ArcGIS Open Data adds support for the many existing and emerging open data standards. Using the DCAT data.son specification, organizations’ data can be automatically included in national open data catalogs such as Data.gov, Data.gov.uk, Data.gov.au and so on. OpenSearch adds integration to web browsers and developer SDKs, and RDFa adds linked data markup for semantic web and search engines.
Above all of this, ArcGIS Open Data is a web application that uses the cloud catalog with links to on-premise or cloud hosted data and gives you a self styling interface to launch one or more open data sites. Within minutes, any organization can create and launch a new open data site. This can be the on site for the entire municipality, or you can create new sites for specific events, departments, or initiatives – as many as you want! There is no charge for the number of sites you create, and you maintain direct control over the styling and updates to your sites.
Consider this as a way to easily manage and distribute open data capabilities across your government without maintaining complicated and divergent content management systems or catalogs.
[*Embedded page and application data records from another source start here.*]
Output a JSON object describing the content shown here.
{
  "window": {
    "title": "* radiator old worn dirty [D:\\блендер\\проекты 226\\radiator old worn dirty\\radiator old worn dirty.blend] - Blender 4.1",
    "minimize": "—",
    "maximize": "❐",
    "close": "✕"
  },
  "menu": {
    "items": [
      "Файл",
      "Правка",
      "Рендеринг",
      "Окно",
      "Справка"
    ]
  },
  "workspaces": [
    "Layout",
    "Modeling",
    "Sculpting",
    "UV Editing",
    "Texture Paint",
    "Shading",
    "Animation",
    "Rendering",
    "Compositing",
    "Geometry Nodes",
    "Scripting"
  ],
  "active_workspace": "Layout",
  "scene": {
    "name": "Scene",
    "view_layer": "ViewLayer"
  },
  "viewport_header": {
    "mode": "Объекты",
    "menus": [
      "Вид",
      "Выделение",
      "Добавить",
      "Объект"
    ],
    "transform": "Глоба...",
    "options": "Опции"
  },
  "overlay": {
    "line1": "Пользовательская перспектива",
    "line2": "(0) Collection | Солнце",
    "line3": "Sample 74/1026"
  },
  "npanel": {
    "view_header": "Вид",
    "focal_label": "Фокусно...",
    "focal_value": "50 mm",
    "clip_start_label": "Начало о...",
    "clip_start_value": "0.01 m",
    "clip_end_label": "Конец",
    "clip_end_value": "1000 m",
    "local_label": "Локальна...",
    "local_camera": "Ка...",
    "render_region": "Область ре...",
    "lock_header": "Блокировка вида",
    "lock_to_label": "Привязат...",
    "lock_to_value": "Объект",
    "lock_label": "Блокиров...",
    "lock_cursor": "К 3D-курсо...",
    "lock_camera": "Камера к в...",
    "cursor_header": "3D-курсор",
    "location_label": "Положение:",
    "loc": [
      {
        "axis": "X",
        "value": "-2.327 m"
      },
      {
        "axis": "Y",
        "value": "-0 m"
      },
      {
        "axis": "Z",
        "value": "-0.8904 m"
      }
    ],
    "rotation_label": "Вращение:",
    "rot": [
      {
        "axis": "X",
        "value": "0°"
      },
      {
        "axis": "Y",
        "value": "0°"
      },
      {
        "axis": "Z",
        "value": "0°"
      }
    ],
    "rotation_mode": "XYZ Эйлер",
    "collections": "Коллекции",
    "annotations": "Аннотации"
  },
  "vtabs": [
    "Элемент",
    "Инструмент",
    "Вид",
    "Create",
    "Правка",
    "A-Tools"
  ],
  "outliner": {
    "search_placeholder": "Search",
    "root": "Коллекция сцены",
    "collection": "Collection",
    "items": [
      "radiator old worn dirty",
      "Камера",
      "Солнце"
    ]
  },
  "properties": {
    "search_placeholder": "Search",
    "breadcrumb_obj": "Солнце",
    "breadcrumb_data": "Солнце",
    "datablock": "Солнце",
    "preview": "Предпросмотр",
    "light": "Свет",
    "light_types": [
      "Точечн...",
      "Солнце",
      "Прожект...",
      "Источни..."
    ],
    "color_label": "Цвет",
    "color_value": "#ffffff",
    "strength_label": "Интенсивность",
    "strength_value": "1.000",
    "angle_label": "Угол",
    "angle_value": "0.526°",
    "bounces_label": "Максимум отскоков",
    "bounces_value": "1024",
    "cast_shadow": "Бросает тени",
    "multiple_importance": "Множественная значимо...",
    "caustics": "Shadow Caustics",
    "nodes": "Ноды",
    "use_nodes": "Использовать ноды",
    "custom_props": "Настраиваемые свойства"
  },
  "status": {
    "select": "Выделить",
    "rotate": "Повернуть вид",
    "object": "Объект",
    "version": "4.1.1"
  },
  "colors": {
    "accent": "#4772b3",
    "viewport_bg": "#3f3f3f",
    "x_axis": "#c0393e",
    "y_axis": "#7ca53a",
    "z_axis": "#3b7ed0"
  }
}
Additionally, because of the federated catalog architecture, organizations can include open data from other government agencies. For example a state can include open data from their cities and counties – or a city could include federal data such as weather from NOAA and disaster response information from FEMA.
While ArcGIS Open Data includes a user interface translated into at least 25 languages, there are also some open-source web interfaces that we are experimenting with and would appreciate feedback or testing. Check out our Backbone.js and Ember.js projects.
All of this is powered by the Open Data API and uses the same ArcGIS Online items that you’ve already been maintaining.
We have a lot more planned for the public to better understand your data and leverage the advanced capabilities of ArcGIS to make better local decisions. And because of our web architecture we can explore these ideas together without requiring any changes to how you publish your data.
ArcGIS Open Data is included with the ArcGIS platform and you can start right away contributing data to the Open Data Community. That means for anyone that has ArcGIS can use ArcGIS Open Data for free right now. That means for anyone that has ArcGIS can use ArcGIS Open Data right now without any difficult procurement processes or budget busting middleware to provide public access to data.
Let us know if you have any questions!